Horseback Riding in Iceland
“This is Hobie.” The girl was dressed in tight riding pants and a jacket sporting the logo for Ishestar, and she smiled as she patted Hobie on his side.
Hobie. Which rhymes with Toby. Toby, my mischievous cat that boofs me in the nose at 5:30 in the morning and sneaks up on his sister while she’s eating. Toby. Hobie.
Alright, me and Hobie were going riding. I’m not good at horseback riding and I don’t particularly like it, but, I’ve been told, when in Iceland, ride an Icelandic horse.
Icelandic horses are a bit different than your average horse. They’re shorter and more compact with wild locks. They look innocent at this size, like being bucked off and pushed around is something they just can’t do.
I hopped on Hobie, a little nervous but comfortably holding the reigns as I’d been taught — not too tight, not too loose, with my pinkies facing outward. I leaned backward ever so slightly and made sure my stirrups were held a safe distance from Hobie’s body.
And then we started off — first one, then two, then dozens of horses all lined up in a row, walking down the side of a dirt road. I started toward the beginning of the pack, three horses from the front. We steadily rode along, following close behind the horse in front of us. Something about Icelandic horses encourages them to steadfastly keep their noses stuck in the tails of the horse in front of them.
Suddenly, Hobie dipped to the side and headed into the ditch. I grabbed the reigns tightly, pulling them to the left, encouraging him to climb back onto the path. A few horses passed us. They continued to look straight ahead into the tails in front of them, but the riders snickered.
I pulled on the reigns while trying to coax Hobie out of the ditch with words of encouragement and endearment, a moment of panic rising in the throat. This horse didn’t have to listen to me. It didn’t matter what I did. He wanted to eat grass and that’s what he’d do. If he wanted to take off running over the lava field, he’d do that too. Instead, he grabbed a few more bites of grass as others passed by, then he strolled back up the bank of the ditch and got back into line, walking as though he’d never missed a collective step.
One of the four guides rode up alongside me. “He can be a bit of a troublemaker,” she said. “He likes to test his boundaries.”
You don’t say.
She trotted on, riding up toward the beginning of the line, then slowing down as the large crowd passed by.
Now halfway back in the line, Hobie walked along with the others. I looked around at my surroundings. Now two weeks into my vacation in Iceland, the treeless landscape was familiar. The earth rolled and scrub plants pushed up between patches of lava. A smattering of yellow and purple flowers colored the land. A heavy raincloud hovered above us then opened up into a sprinkle.

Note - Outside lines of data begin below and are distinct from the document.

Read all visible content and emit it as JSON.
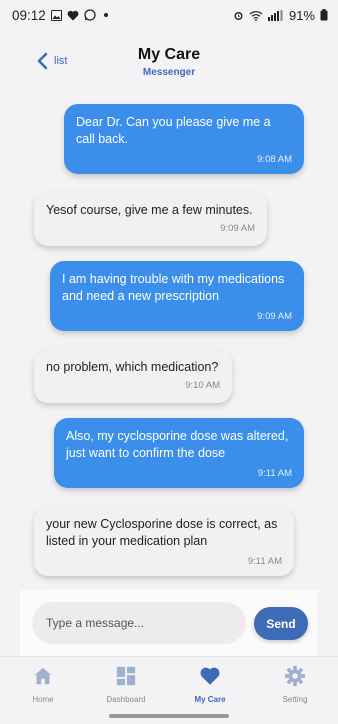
{
  "status_bar": {
    "time": "09:12",
    "battery": "91%",
    "icons": [
      "image-icon",
      "heart-icon",
      "whatsapp-icon",
      "alarm-icon",
      "wifi-icon",
      "signal-icon",
      "battery-icon"
    ]
  },
  "header": {
    "back_label": "list",
    "title": "My Care",
    "subtitle": "Messenger"
  },
  "messages": [
    {
      "direction": "out",
      "text": "Dear Dr. Can you please give me a call back.",
      "time": "9:08 AM"
    },
    {
      "direction": "in",
      "text": "Yesof course, give me a few minutes.",
      "time": "9:09 AM"
    },
    {
      "direction": "out",
      "text": "I am having trouble with my medications and need a new prescription",
      "time": "9:09 AM"
    },
    {
      "direction": "in",
      "text": "no problem, which medication?",
      "time": "9:10 AM"
    },
    {
      "direction": "out",
      "text": "Also, my cyclosporine dose was altered, just want to confirm the dose",
      "time": "9:11 AM"
    },
    {
      "direction": "in",
      "text": "your new Cyclosporine dose is correct, as listed in your medication plan",
      "time": "9:11 AM"
    }
  ],
  "composer": {
    "placeholder": "Type a message...",
    "value": "",
    "send_label": "Send"
  },
  "nav": {
    "items": [
      {
        "label": "Home",
        "icon": "home-icon",
        "active": false
      },
      {
        "label": "Dashboard",
        "icon": "dashboard-icon",
        "active": false
      },
      {
        "label": "My Care",
        "icon": "heart-icon",
        "active": true
      },
      {
        "label": "Setting",
        "icon": "gear-icon",
        "active": false
      }
    ]
  },
  "colors": {
    "accent": "#3e6bb5",
    "outgoing_bubble": "#3b8fea",
    "incoming_bubble": "#f1f1f1",
    "inactive_nav": "#9fb1cf"
  }
}
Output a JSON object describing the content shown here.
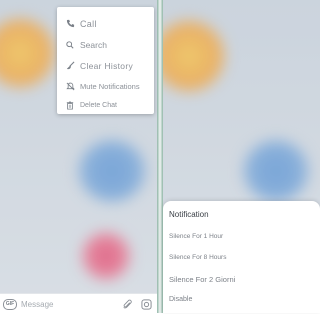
{
  "chat_menu": {
    "items": [
      {
        "label": "Call",
        "icon": "phone-icon"
      },
      {
        "label": "Search",
        "icon": "search-icon"
      },
      {
        "label": "Clear History",
        "icon": "broom-icon"
      },
      {
        "label": "Mute Notifications",
        "icon": "bell-off-icon"
      },
      {
        "label": "Delete Chat",
        "icon": "trash-icon"
      }
    ]
  },
  "composer": {
    "gif_label": "GIF",
    "placeholder": "Message"
  },
  "notification_sheet": {
    "title": "Notification",
    "options": [
      "Silence For 1 Hour",
      "Silence For 8 Hours",
      "Silence For 2 Giorni",
      "Disable"
    ]
  },
  "colors": {
    "menu_text": "#8c9198",
    "sheet_title": "#3b4047",
    "divider": "#8fb6a6"
  }
}
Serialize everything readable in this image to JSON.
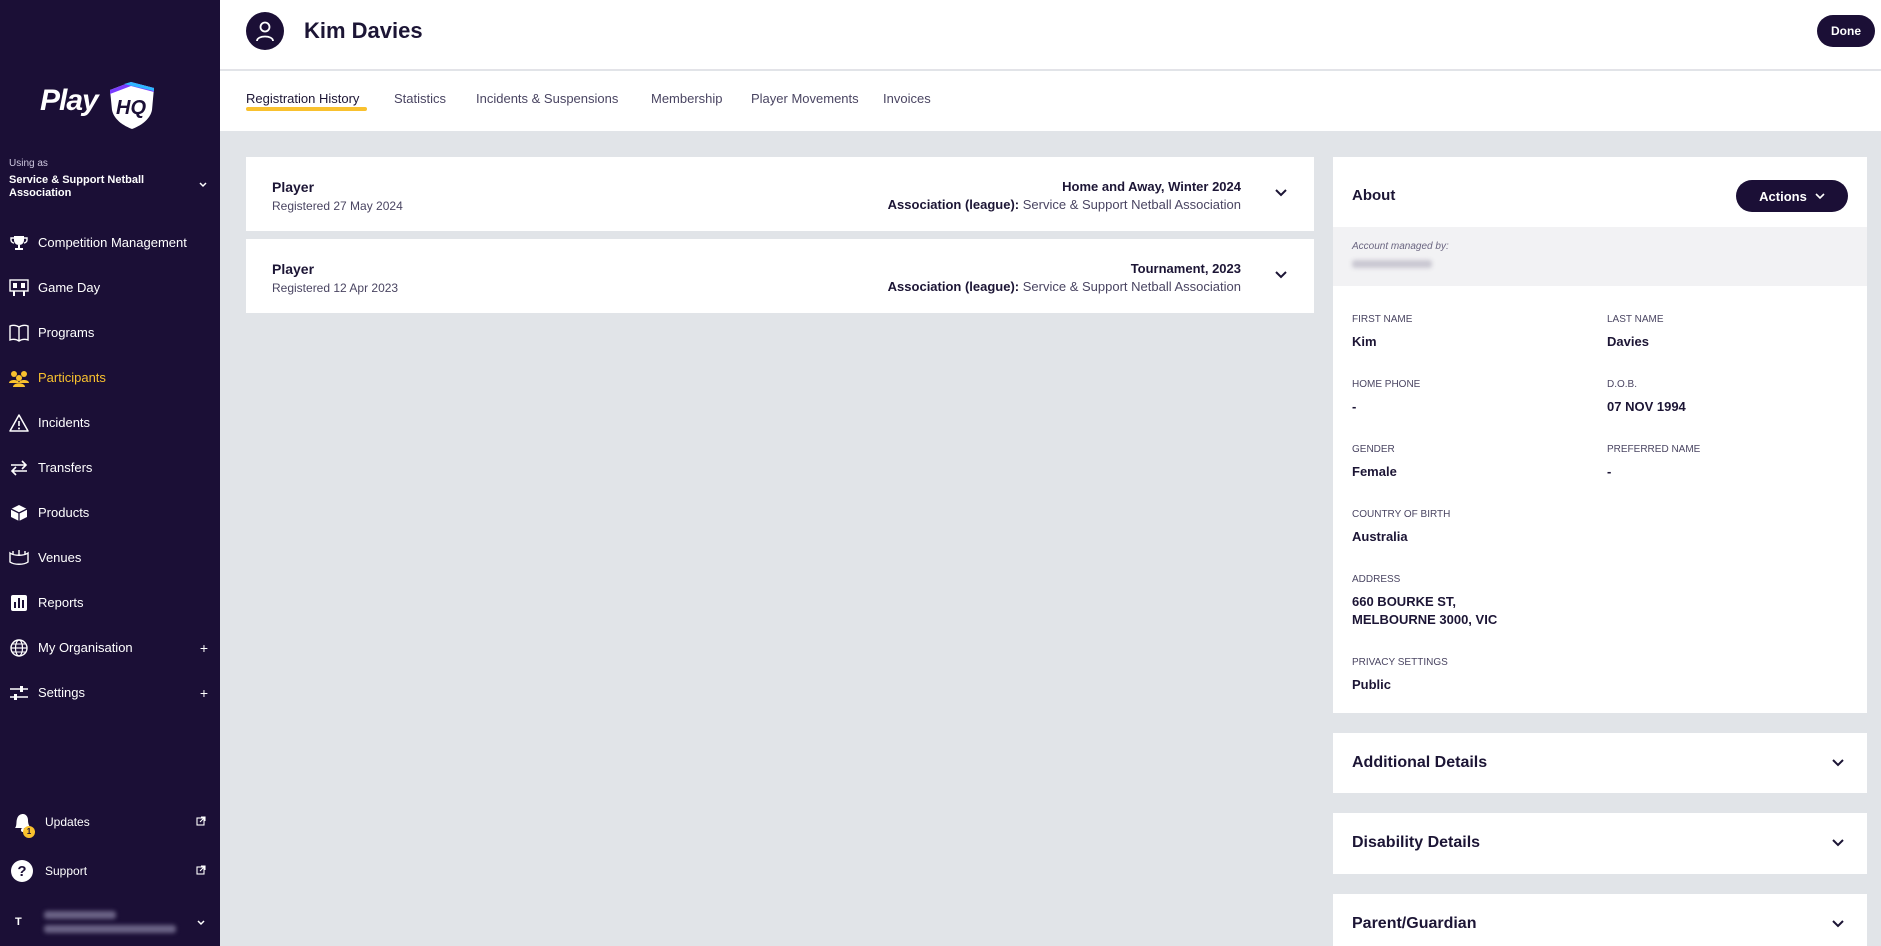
{
  "sidebar": {
    "logo_text": "Play",
    "logo_mark": "HQ",
    "using_as_label": "Using as",
    "org_name": "Service & Support Netball Association",
    "nav": [
      {
        "label": "Competition Management",
        "icon": "trophy-icon"
      },
      {
        "label": "Game Day",
        "icon": "scoreboard-icon"
      },
      {
        "label": "Programs",
        "icon": "book-icon"
      },
      {
        "label": "Participants",
        "icon": "participants-icon",
        "active": true
      },
      {
        "label": "Incidents",
        "icon": "warning-icon"
      },
      {
        "label": "Transfers",
        "icon": "transfer-arrows-icon"
      },
      {
        "label": "Products",
        "icon": "box-icon"
      },
      {
        "label": "Venues",
        "icon": "stadium-icon"
      },
      {
        "label": "Reports",
        "icon": "report-icon"
      },
      {
        "label": "My Organisation",
        "icon": "globe-icon",
        "expandable": true
      },
      {
        "label": "Settings",
        "icon": "sliders-icon",
        "expandable": true
      }
    ],
    "updates_label": "Updates",
    "updates_badge": "1",
    "support_label": "Support",
    "user_initial": "T"
  },
  "header": {
    "title": "Kim Davies",
    "done_label": "Done"
  },
  "tabs": [
    {
      "label": "Registration History",
      "active": true
    },
    {
      "label": "Statistics"
    },
    {
      "label": "Incidents & Suspensions"
    },
    {
      "label": "Membership"
    },
    {
      "label": "Player Movements"
    },
    {
      "label": "Invoices"
    }
  ],
  "registrations": [
    {
      "role": "Player",
      "date": "Registered 27 May 2024",
      "season": "Home and Away, Winter 2024",
      "assoc_label": "Association (league):",
      "assoc_value": "Service & Support Netball Association"
    },
    {
      "role": "Player",
      "date": "Registered 12 Apr 2023",
      "season": "Tournament, 2023",
      "assoc_label": "Association (league):",
      "assoc_value": "Service & Support Netball Association"
    }
  ],
  "about": {
    "title": "About",
    "actions_label": "Actions",
    "managed_by_label": "Account managed by:",
    "fields": {
      "first_name": {
        "label": "FIRST NAME",
        "value": "Kim"
      },
      "last_name": {
        "label": "LAST NAME",
        "value": "Davies"
      },
      "home_phone": {
        "label": "HOME PHONE",
        "value": "-"
      },
      "dob": {
        "label": "D.O.B.",
        "value": "07 NOV 1994"
      },
      "gender": {
        "label": "GENDER",
        "value": "Female"
      },
      "preferred_name": {
        "label": "PREFERRED NAME",
        "value": "-"
      },
      "country": {
        "label": "COUNTRY OF BIRTH",
        "value": "Australia"
      },
      "address": {
        "label": "ADDRESS",
        "line1": "660 BOURKE ST,",
        "line2": "MELBOURNE 3000, VIC"
      },
      "privacy": {
        "label": "PRIVACY SETTINGS",
        "value": "Public"
      }
    }
  },
  "sections": [
    {
      "title": "Additional Details"
    },
    {
      "title": "Disability Details"
    },
    {
      "title": "Parent/Guardian"
    }
  ],
  "colors": {
    "sidebar_bg": "#1b0f36",
    "accent": "#f9c12e",
    "page_bg": "#e1e4e8"
  }
}
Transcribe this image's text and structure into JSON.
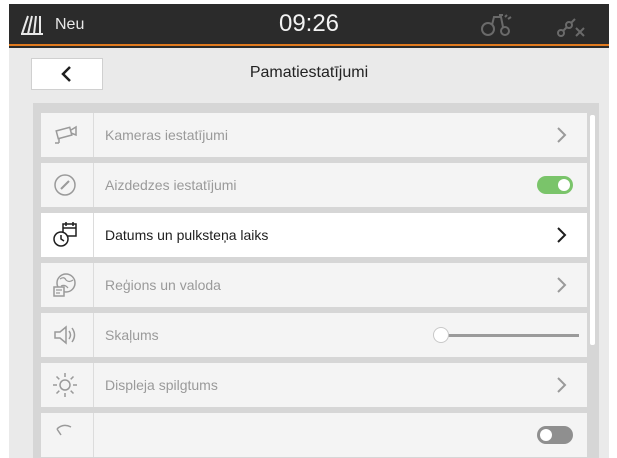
{
  "statusbar": {
    "app_label": "Neu",
    "time": "09:26",
    "app_icon": "field-icon",
    "tractor_icon": "tractor-icon",
    "gps_icon": "gps-no-signal-icon"
  },
  "header": {
    "title": "Pamatiestatījumi",
    "back_icon": "chevron-left-icon"
  },
  "settings": {
    "items": [
      {
        "label": "Kameras iestatījumi",
        "icon": "camera-icon",
        "control": "chevron",
        "enabled": false
      },
      {
        "label": "Aizdedzes iestatījumi",
        "icon": "ignition-icon",
        "control": "toggle",
        "value": true,
        "enabled": false
      },
      {
        "label": "Datums un pulksteņa laiks",
        "icon": "date-clock-icon",
        "control": "chevron",
        "enabled": true
      },
      {
        "label": "Reģions un valoda",
        "icon": "region-language-icon",
        "control": "chevron",
        "enabled": false
      },
      {
        "label": "Skaļums",
        "icon": "speaker-icon",
        "control": "slider",
        "value": 0,
        "enabled": false
      },
      {
        "label": "Displeja spilgtums",
        "icon": "brightness-icon",
        "control": "chevron",
        "enabled": false
      },
      {
        "label": "",
        "icon": "partial-icon",
        "control": "toggle",
        "value": false,
        "enabled": false
      }
    ]
  },
  "colors": {
    "accent": "#e07a1f",
    "toggle_on": "#7ac46a",
    "statusbar_bg": "#2b2b2b"
  }
}
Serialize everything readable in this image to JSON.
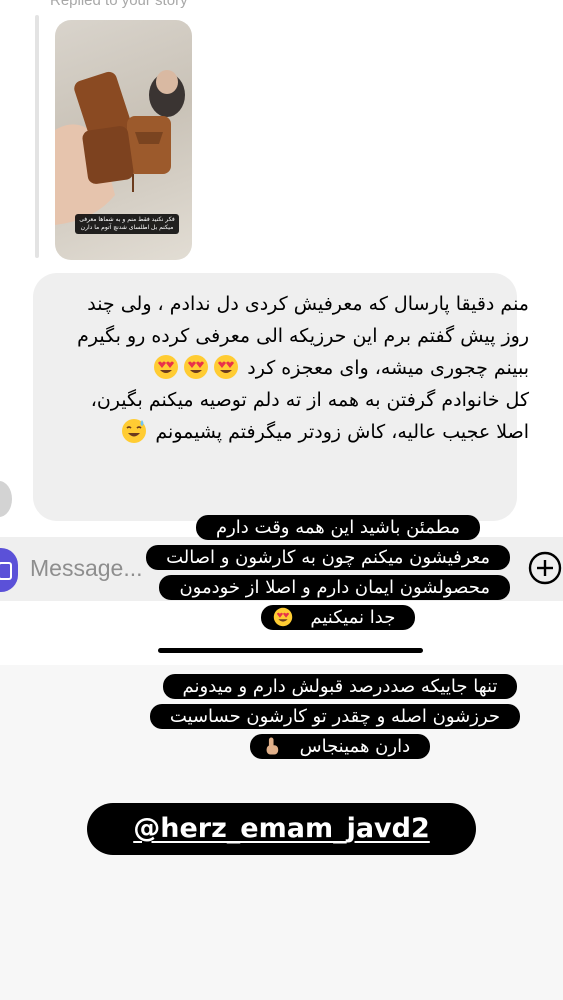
{
  "header": {
    "replied_label": "Replied to your story"
  },
  "story_reply": {
    "thumbnail_caption": "فکر نکنید فقط منم و به شماها معرفی میکنم بل اطلسای شدنچ آتوم ما دارن"
  },
  "message": {
    "paragraph_1": "منم دقیقا پارسال که معرفیش کردی دل ندادم ، ولی چند روز پیش گفتم برم این حرزیکه الی معرفی کرده رو بگیرم ببینم چجوری میشه، وای معجزه کرد",
    "paragraph_2": "کل خانوادم گرفتن به همه از ته دلم توصیه میکنم بگیرن، اصلا عجیب عالیه، کاش زودتر میگرفتم پشیمونم"
  },
  "composer": {
    "placeholder": "Message..."
  },
  "overlays": {
    "text_1": "مطمئن باشید این همه وقت دارم معرفیشون میکنم چون به کارشون و اصالت محصولشون ایمان دارم و اصلا از خودمون جدا نمیکنیم",
    "text_2": "تنها جاییکه صددرصد قبولش دارم و میدونم حرزشون اصله و چقدر تو کارشون حساسیت دارن همینجاس",
    "handle": "@herz_emam_javd2"
  },
  "colors": {
    "bubble": "#efefef",
    "camera_accent": "#5b51d8",
    "overlay_bg": "#000000",
    "bottom_bg": "#f7f7f7"
  },
  "icons": [
    "heart-eyes-emoji",
    "sweat-smile-emoji",
    "pointing-down-emoji",
    "camera-icon",
    "plus-circle-icon"
  ]
}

Every once in awhile Hobie turned his head as if to dip down into the ditch but he stayed the course. And then … down he went, his mouth open, ready to chomp down on a mid-morning snack. I pulled. I begged. I pleaded.
By the time we reached our halfway snack time stopping point, Hobie and I had drifted from third to about fortieth in the line.
I dropped off of Hobie’s back. My feet back on the ground, I bent down to look Hobie in the eyes as he munched away. “Really, buddy? Really? You’re going to act like this?”
One of my travel partners had a horse that fell asleep standing up during the break. The one walked his horse around. Hobie walked me around, nosing through the eaten grass for the good stuff.
Fifteen minutes later, I pulled myself back onto Hobie’s back. He got back into line like an obedient horse and we took off for our walk back to the stables, closing the round-trip loop we’d started a little over an hour earlier.
Positioned about halfway back in the line, Hobie’s chin practically rested on the horse’s rump in front of us. I glanced at the small houses we passed. Suddenly Hobie dipped into the ditch, mouth open, and lunged for a mouthful of grass. “Hobie!” I pulled at the reigns halfheartedly, giving an obligatory sigh and then letting him chew for a moment before actually making an attempt to pull him back into line. The other riders giggled as they passed by, and then Hobie pulled himself out of the ditch and kept on walking.
The stable called. Or maybe the hay waiting for him in the stable. I’ll never know.
Notes on riding with Ishestar:
The horseback riding experience is strictly about riding Icelandic horses. There is no context given on the surrounding landscape so enjoy it simply for the ride. All skill levels are welcome. Those with more experience are welcome to split off with a guide later in the ride to gallop instead of walk. I participated in the Lava Tour, but Ishestar offers many different tours ranging from a few hours to several days. Tour size depends on tour type.
I received a discounted horse riding experience with Ishestar through the tour operator Arctic Adventures but all opinions are my own.